A modern employment tribunal which is able to exercise its jurisdiction in a modern and increasingly complex business environment, must also be able to respond to the needs of its stakeholders.
Most importantly, the pre-eminent national employment tribunal that is perceived by stakeholders to be fair and balanced and equipped with highly qualified people with experience from the business sector, will improve the confidence of both employers, employees and the community.
The Productivity Commission’s (PC) review of the Fair Work laws was highly critical of Fair Work Commission and suggested significant reforms including to the way individuals are appointed.
Following the abolition of the Australian Industrial Relations Commission and establishment of the Fair Work Commission in 2009, the independence of the Fair Work Commission was significantly compromised in both re-structuring the hierarchy of the tribunal and a heavily skewed appointment process which was also lacking in gender diversity.
The PC also criticised the way the FWC sets and adjusts the safety-net and recommended setting up a separate body to deal with these important matters. As noted by the PC in recommending significant changes to the FWC, “[i]nstitutional change would represent one of the bigger microeconomic reforms in the last 15 years” and that “maintenance of the status quo is not an option”.

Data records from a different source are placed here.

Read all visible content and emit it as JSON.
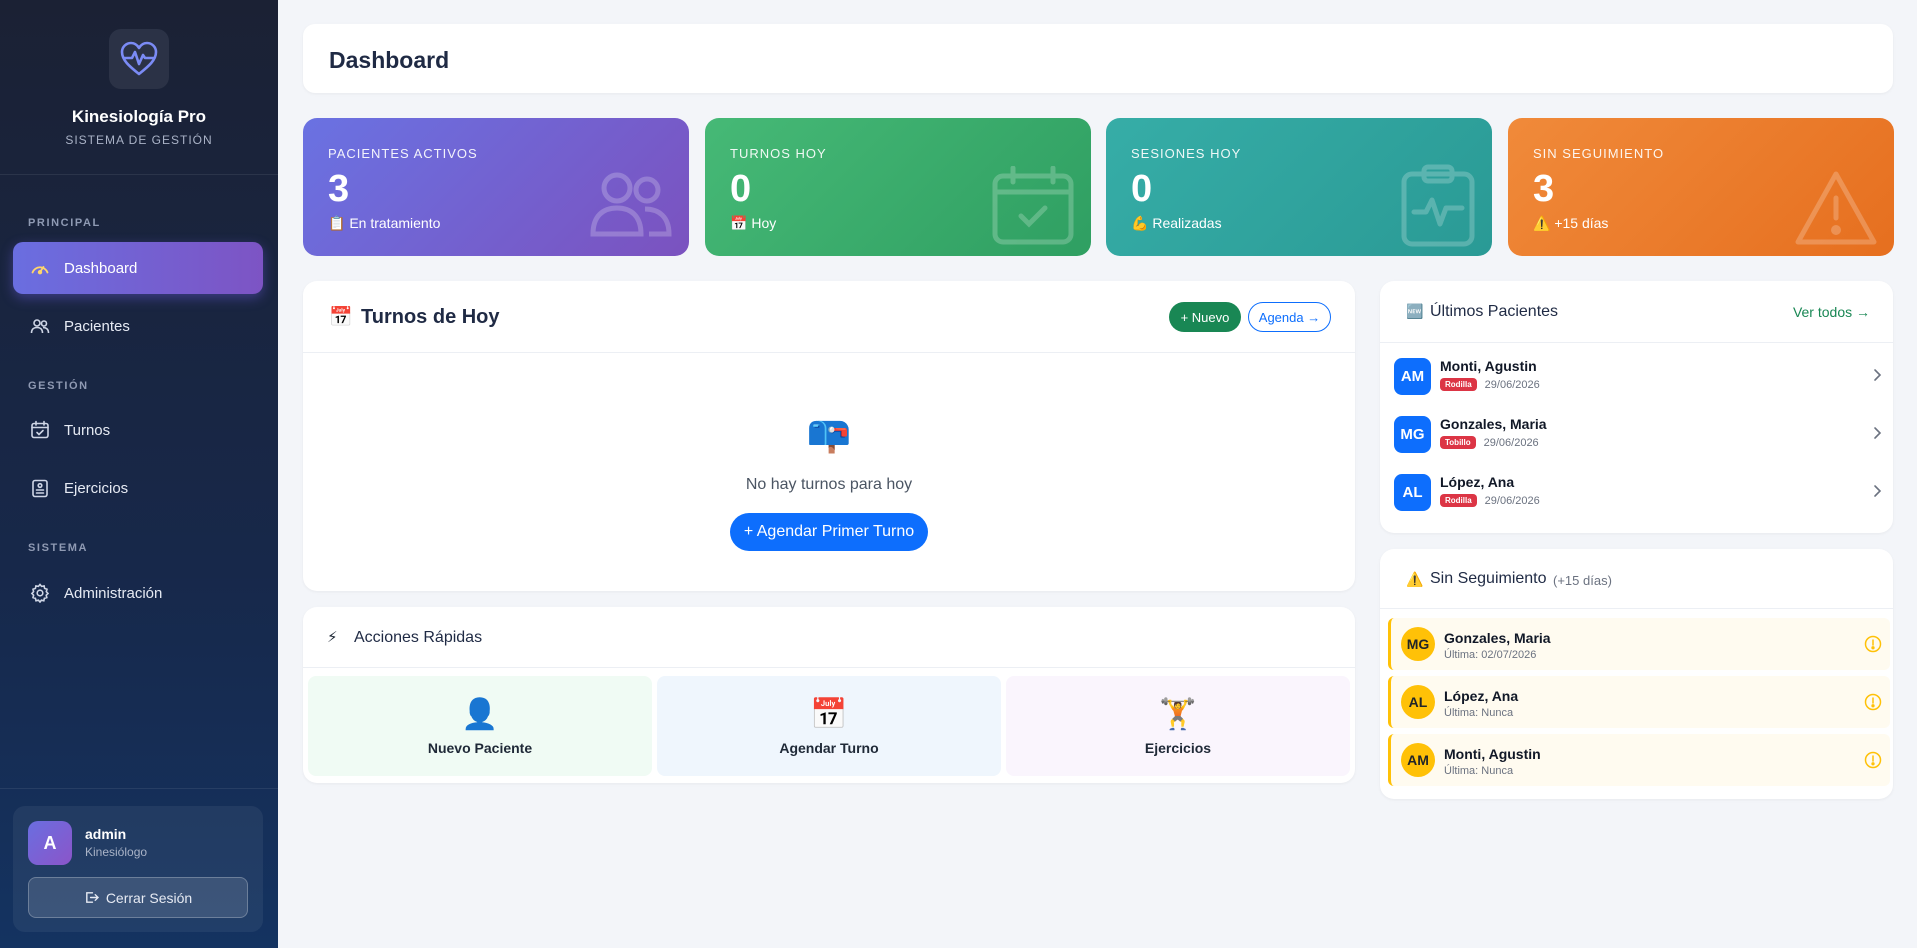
{
  "brand": {
    "title": "Kinesiología Pro",
    "subtitle": "SISTEMA DE GESTIÓN"
  },
  "nav": {
    "sections": [
      "PRINCIPAL",
      "GESTIÓN",
      "SISTEMA"
    ],
    "items": [
      {
        "label": "Dashboard",
        "icon": "gauge-icon",
        "active": true
      },
      {
        "label": "Pacientes",
        "icon": "users-icon"
      },
      {
        "label": "Turnos",
        "icon": "calendar-check-icon"
      },
      {
        "label": "Ejercicios",
        "icon": "clipboard-list-icon"
      },
      {
        "label": "Administración",
        "icon": "gear-icon"
      }
    ]
  },
  "user": {
    "initial": "A",
    "name": "admin",
    "role": "Kinesiólogo",
    "logout_label": "Cerrar Sesión"
  },
  "header": {
    "title": "Dashboard"
  },
  "stats": [
    {
      "label": "PACIENTES ACTIVOS",
      "value": "3",
      "sub_emoji": "📋",
      "sub": "En tratamiento",
      "color": "#6a6ee0"
    },
    {
      "label": "TURNOS HOY",
      "value": "0",
      "sub_emoji": "📅",
      "sub": "Hoy",
      "color": "#3aaf6e"
    },
    {
      "label": "SESIONES HOY",
      "value": "0",
      "sub_emoji": "💪",
      "sub": "Realizadas",
      "color": "#2ea59e"
    },
    {
      "label": "SIN SEGUIMIENTO",
      "value": "3",
      "sub_emoji": "⚠️",
      "sub": "+15 días",
      "color": "#ed7d2d"
    }
  ],
  "turnos": {
    "emoji": "📅",
    "title": "Turnos de Hoy",
    "new_label": "+ Nuevo",
    "agenda_label": "Agenda →",
    "empty_emoji": "📪",
    "empty_text": "No hay turnos para hoy",
    "cta_label": "+ Agendar Primer Turno"
  },
  "quick_actions": {
    "emoji": "⚡",
    "title": "Acciones Rápidas",
    "items": [
      {
        "emoji": "👤",
        "label": "Nuevo Paciente",
        "bg": "#f0fbf4"
      },
      {
        "emoji": "📅",
        "label": "Agendar Turno",
        "bg": "#eff6fd"
      },
      {
        "emoji": "🏋️",
        "label": "Ejercicios",
        "bg": "#faf5fd"
      }
    ]
  },
  "ultimos": {
    "emoji": "🆕",
    "title": "Últimos Pacientes",
    "link": "Ver todos →",
    "items": [
      {
        "initials": "AM",
        "name": "Monti, Agustin",
        "tag": "Rodilla",
        "date": "29/06/2026"
      },
      {
        "initials": "MG",
        "name": "Gonzales, Maria",
        "tag": "Tobillo",
        "date": "29/06/2026"
      },
      {
        "initials": "AL",
        "name": "López, Ana",
        "tag": "Rodilla",
        "date": "29/06/2026"
      }
    ]
  },
  "sin_seguimiento": {
    "emoji": "⚠️",
    "title": "Sin Seguimiento",
    "suffix": "(+15 días)",
    "items": [
      {
        "initials": "MG",
        "name": "Gonzales, Maria",
        "last": "Última: 02/07/2026"
      },
      {
        "initials": "AL",
        "name": "López, Ana",
        "last": "Última: Nunca"
      },
      {
        "initials": "AM",
        "name": "Monti, Agustin",
        "last": "Última: Nunca"
      }
    ]
  }
}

A new and separate appeals jurisdiction modelled on international best practice, such as the UK, should result in fewer matters required to be appealed to the courts which are cost prohibitive to smaller firms. A panel of highly qualified judicial officers could establish binding principles and interpret the provisions of the relevant legislation in a more consistent manner, which will mean more certainty for users of the system and tribunal members, and ultimately more confidence in the employment institutions by the public.
Increasingly business is looking to utilise Alternative Dispute Resolution (ADR) services, including utilising professional and independent arbitration services. The Australian Government should build pathways within the employment law framework to assist employers and employees resolve disputes without needing to resort to the Fair Work Commission or federal courts. More disputes which are resolved between the parties to the direct employment relationship will mean more co-operative and productive workplaces and reduce the need for the tribunal to be involved in resolving collective or individual disputes and workplace grievances.

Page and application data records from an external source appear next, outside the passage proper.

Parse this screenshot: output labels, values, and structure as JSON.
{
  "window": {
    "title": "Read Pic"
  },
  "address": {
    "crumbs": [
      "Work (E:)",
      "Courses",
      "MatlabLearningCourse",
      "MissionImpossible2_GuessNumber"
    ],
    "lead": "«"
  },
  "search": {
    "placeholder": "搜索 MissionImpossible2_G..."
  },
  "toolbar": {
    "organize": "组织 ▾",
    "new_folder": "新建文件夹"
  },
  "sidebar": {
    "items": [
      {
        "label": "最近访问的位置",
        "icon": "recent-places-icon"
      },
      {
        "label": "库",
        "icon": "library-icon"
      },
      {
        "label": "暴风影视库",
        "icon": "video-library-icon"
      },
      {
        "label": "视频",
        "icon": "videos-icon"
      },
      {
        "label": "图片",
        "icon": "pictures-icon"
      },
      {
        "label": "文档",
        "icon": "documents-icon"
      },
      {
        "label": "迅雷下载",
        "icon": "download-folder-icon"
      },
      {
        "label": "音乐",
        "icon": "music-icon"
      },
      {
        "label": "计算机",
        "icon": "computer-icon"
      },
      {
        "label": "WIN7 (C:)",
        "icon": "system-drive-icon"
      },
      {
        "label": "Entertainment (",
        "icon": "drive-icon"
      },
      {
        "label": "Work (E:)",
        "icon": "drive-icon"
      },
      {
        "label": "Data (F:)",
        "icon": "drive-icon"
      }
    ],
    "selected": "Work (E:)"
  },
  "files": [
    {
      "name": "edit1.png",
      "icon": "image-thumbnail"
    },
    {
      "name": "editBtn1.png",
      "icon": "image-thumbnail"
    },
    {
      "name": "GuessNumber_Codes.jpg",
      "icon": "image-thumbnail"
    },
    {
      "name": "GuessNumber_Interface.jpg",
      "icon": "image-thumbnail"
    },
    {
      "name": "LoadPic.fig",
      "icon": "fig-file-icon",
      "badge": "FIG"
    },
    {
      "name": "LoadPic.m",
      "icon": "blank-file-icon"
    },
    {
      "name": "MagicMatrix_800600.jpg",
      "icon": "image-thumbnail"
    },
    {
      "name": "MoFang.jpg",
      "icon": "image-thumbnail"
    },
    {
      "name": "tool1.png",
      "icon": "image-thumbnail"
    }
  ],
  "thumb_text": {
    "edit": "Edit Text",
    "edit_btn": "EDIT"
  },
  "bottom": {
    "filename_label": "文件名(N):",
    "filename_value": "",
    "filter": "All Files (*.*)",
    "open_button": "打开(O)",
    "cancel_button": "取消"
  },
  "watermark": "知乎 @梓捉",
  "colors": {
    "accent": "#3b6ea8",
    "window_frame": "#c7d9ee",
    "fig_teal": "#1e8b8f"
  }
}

A focused and well-resourced building industry specific regulator which can regulate and enforce the Rule of Law within the building industry, will result in higher compliance levels. Importantly, investors and stakeholders will have more certainty that large-scale projects will be built according to schedule and within budget. Greater accountability on union officials by a stand-alone agency outside of the Fair Work Commission, will ensure that trade union members’ monies are less likely to be misappropriated and ensure trade unions and officials are regulated to the same extent as companies and duties of union officials are commensurate with company directors.
Where to from here?
In the 2016 Federal Election campaign AMMA is advocating that the next Australian Government commit to reforming existing institutions to better meets the needs employers and employees, and of the general community through balancing equity considerations with increased productivity, economic activity and job creation.
AMMA’s road map for reform [page 5 here] summarises key changes AMMA proposes to reform our national workplace institutions.
KPMG research found that implementing all of AMMA’s recommended reforms could add up to $30.9 billion to Australia’s GDP and create up to 36,000 jobs.
For regular updates on AMMA’s workplace relations advocacy during the 2016 Federal Election campaign, visit our ‘Getting Back on Track’ campaign page.